Start of Block
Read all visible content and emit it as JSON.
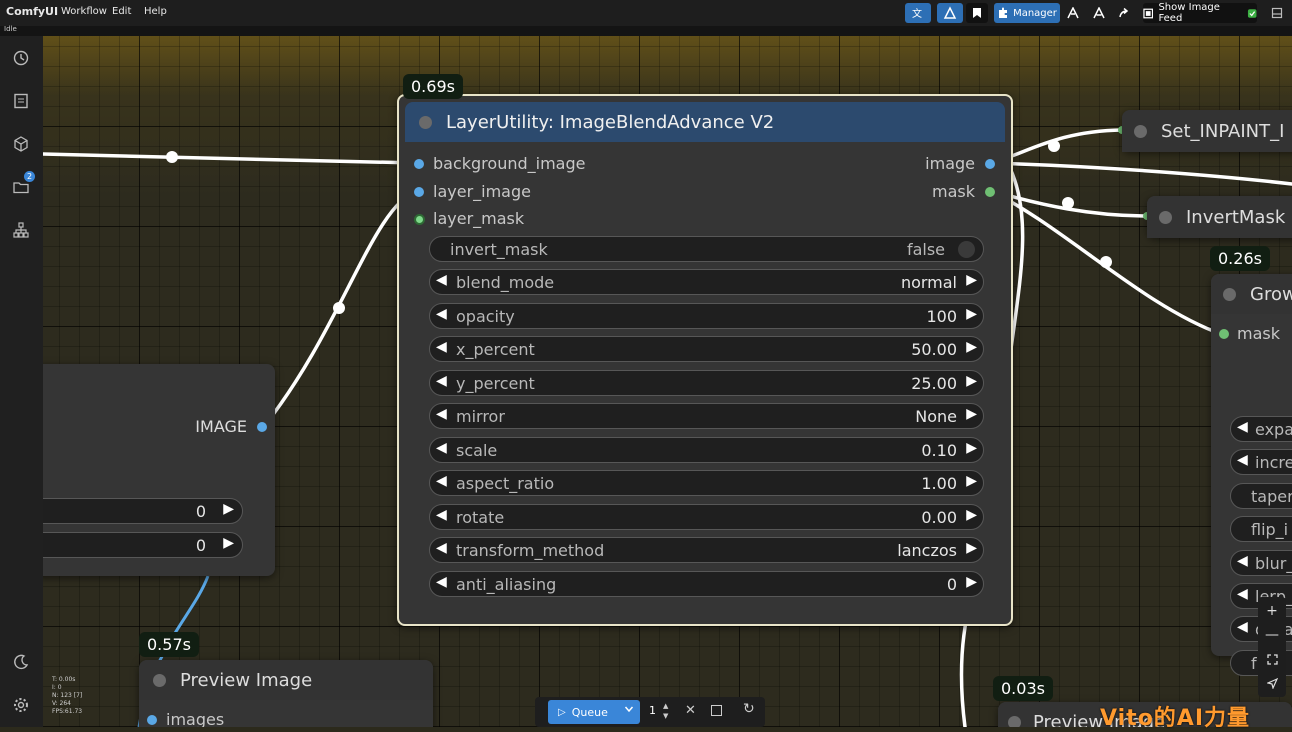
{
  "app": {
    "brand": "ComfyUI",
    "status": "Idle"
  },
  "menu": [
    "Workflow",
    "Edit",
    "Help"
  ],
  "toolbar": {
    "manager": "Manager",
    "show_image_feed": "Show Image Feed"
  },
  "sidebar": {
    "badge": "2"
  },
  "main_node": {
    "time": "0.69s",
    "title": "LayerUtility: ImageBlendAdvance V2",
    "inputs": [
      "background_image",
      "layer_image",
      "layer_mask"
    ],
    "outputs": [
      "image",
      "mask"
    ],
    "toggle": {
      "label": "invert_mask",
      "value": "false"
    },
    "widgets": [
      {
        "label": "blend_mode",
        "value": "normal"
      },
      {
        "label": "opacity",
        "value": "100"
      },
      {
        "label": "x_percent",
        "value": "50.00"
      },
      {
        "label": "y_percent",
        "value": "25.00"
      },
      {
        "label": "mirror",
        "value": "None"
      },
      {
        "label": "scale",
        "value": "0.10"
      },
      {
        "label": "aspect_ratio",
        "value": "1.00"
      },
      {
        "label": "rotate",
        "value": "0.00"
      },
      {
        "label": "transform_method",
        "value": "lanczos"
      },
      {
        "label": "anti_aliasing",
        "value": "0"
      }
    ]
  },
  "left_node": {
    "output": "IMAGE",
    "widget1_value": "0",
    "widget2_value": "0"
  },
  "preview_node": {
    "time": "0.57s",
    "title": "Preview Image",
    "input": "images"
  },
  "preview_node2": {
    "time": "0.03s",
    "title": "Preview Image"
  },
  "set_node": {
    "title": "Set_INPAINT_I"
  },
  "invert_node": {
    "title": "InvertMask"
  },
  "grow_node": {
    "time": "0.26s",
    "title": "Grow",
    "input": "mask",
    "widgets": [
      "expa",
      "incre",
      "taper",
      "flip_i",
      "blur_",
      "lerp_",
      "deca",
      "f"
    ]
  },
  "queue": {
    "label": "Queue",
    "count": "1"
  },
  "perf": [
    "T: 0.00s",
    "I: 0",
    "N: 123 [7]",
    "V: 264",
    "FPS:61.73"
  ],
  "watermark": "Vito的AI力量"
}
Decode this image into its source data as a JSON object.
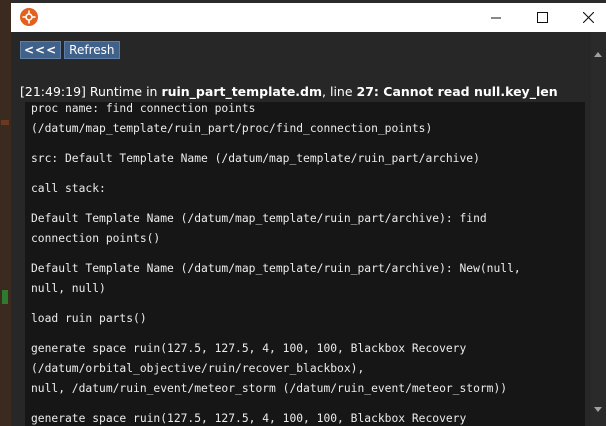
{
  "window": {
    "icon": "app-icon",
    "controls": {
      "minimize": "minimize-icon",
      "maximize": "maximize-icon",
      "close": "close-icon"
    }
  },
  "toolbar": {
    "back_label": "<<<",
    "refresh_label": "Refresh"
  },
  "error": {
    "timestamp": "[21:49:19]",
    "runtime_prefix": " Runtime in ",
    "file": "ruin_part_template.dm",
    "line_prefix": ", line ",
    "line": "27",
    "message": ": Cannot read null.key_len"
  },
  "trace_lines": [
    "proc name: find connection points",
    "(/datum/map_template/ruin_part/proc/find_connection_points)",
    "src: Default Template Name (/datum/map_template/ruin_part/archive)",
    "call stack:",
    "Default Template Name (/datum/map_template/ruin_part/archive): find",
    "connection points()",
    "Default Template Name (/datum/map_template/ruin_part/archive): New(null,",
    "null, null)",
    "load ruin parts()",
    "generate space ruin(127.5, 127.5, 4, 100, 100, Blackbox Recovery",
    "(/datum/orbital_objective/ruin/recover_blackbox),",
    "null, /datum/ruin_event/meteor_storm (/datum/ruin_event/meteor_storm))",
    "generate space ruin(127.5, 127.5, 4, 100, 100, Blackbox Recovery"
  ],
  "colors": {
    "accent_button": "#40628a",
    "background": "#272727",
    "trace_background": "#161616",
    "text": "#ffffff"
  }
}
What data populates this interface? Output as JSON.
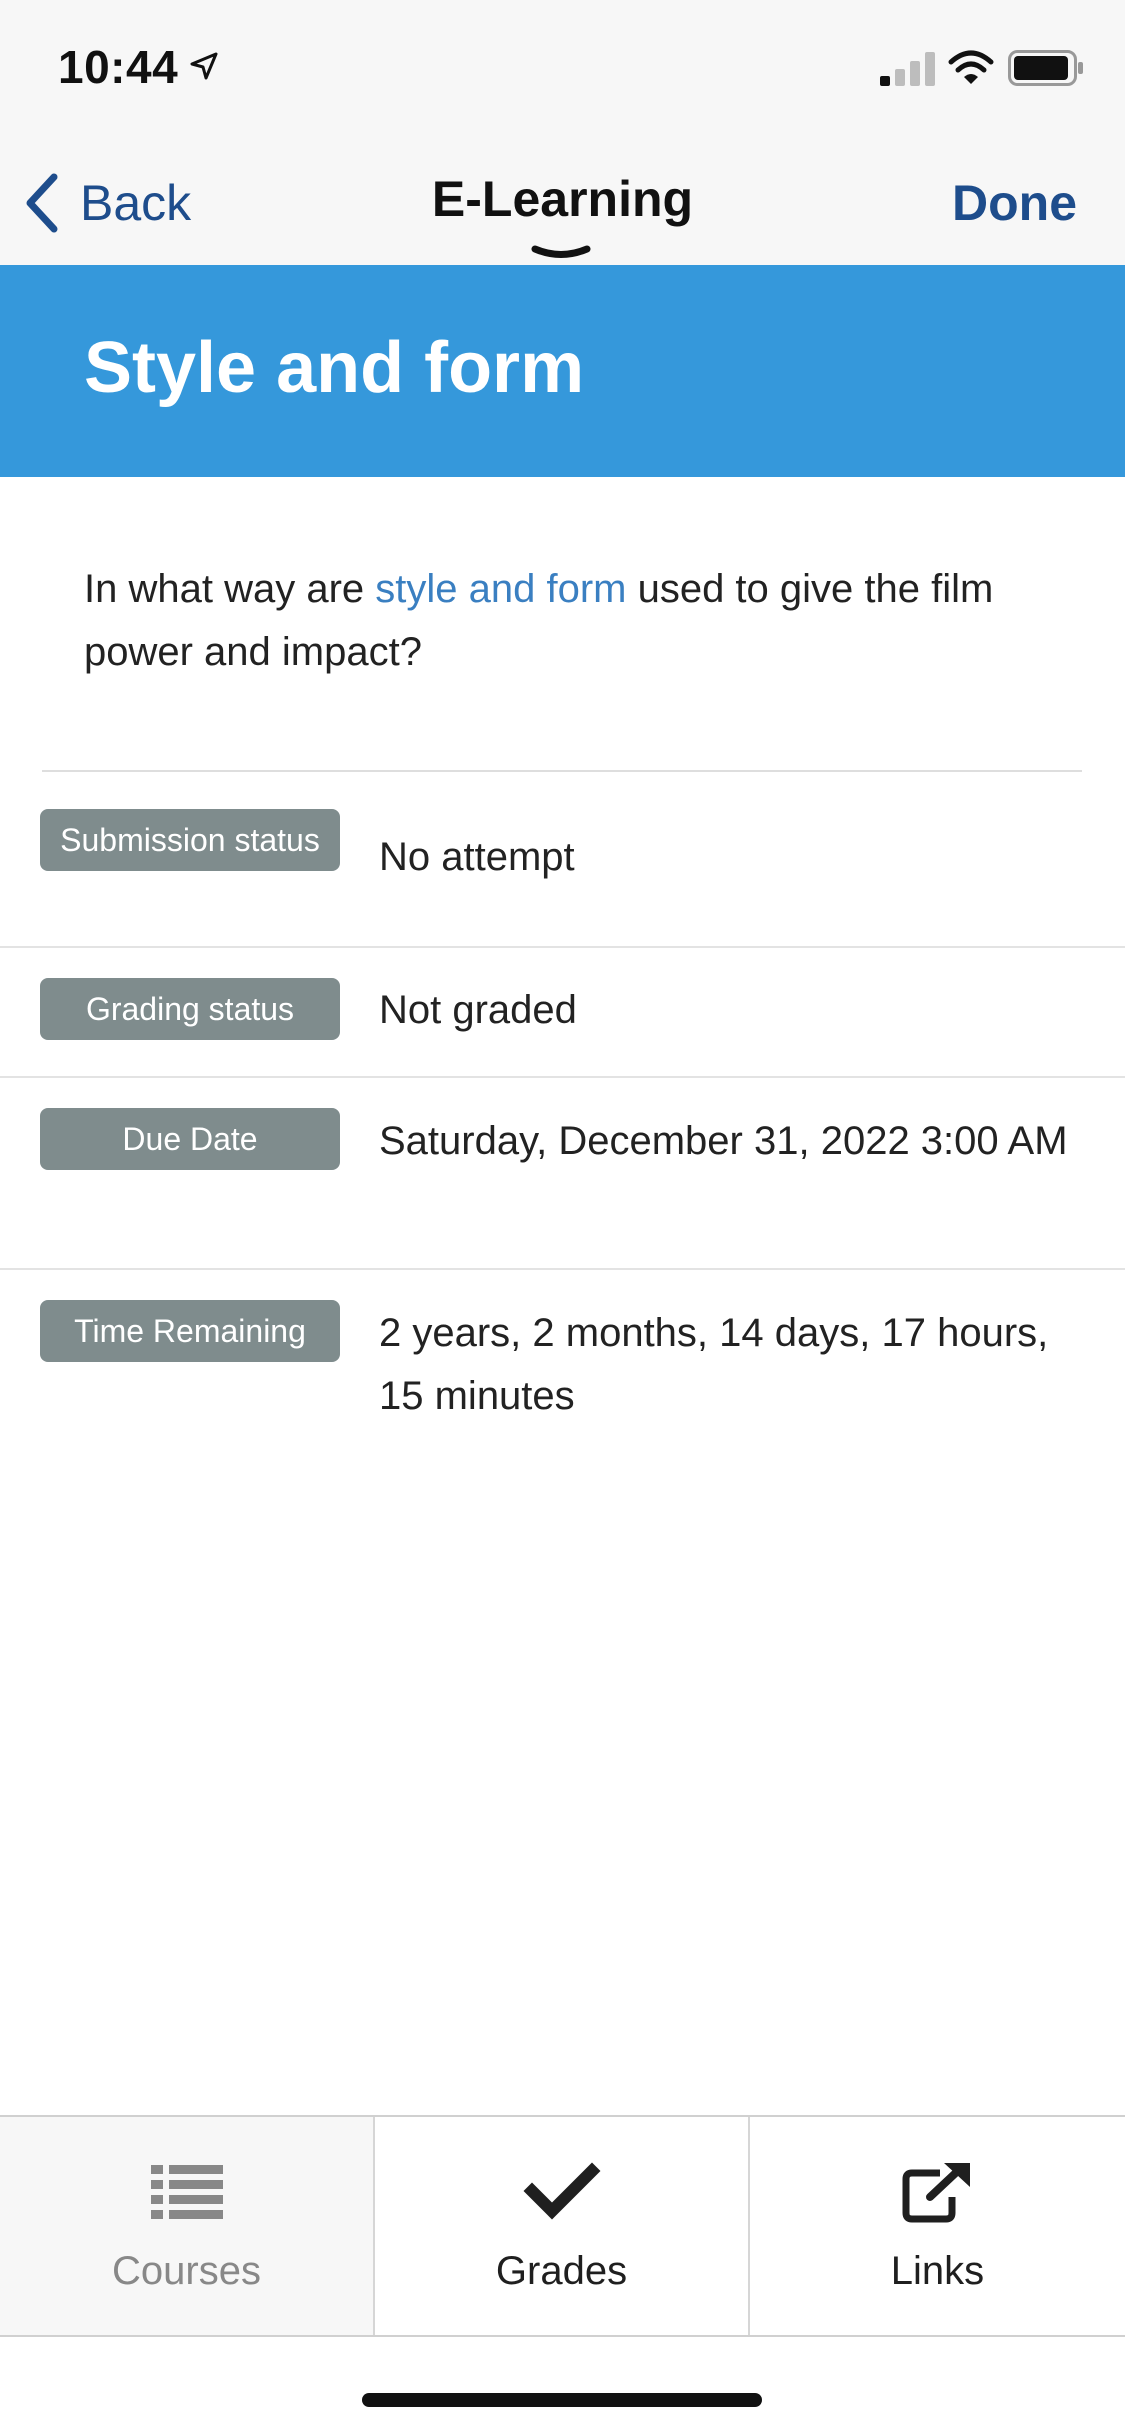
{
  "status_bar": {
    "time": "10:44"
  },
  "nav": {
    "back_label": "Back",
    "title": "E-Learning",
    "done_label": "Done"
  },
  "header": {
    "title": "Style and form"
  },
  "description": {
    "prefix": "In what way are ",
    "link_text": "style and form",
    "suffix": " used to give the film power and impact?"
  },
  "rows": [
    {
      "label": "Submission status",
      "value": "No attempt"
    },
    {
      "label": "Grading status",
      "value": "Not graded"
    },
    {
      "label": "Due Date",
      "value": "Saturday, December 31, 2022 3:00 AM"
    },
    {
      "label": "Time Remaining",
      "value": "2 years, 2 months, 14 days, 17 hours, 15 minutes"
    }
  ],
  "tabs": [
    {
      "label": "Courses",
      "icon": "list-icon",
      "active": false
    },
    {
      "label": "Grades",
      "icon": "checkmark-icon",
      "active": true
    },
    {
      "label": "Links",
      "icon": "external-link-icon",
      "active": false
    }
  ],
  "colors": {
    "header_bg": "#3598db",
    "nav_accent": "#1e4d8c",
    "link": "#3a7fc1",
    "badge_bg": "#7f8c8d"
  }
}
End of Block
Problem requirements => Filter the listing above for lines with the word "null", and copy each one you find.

Solution =>
    "message": ": Cannot read null.key_len"
    "Default Template Name (/datum/map_template/ruin_part/archive): New(null,",
    "null, null)",
    "null, /datum/ruin_event/meteor_storm (/datum/ruin_event/meteor_storm))",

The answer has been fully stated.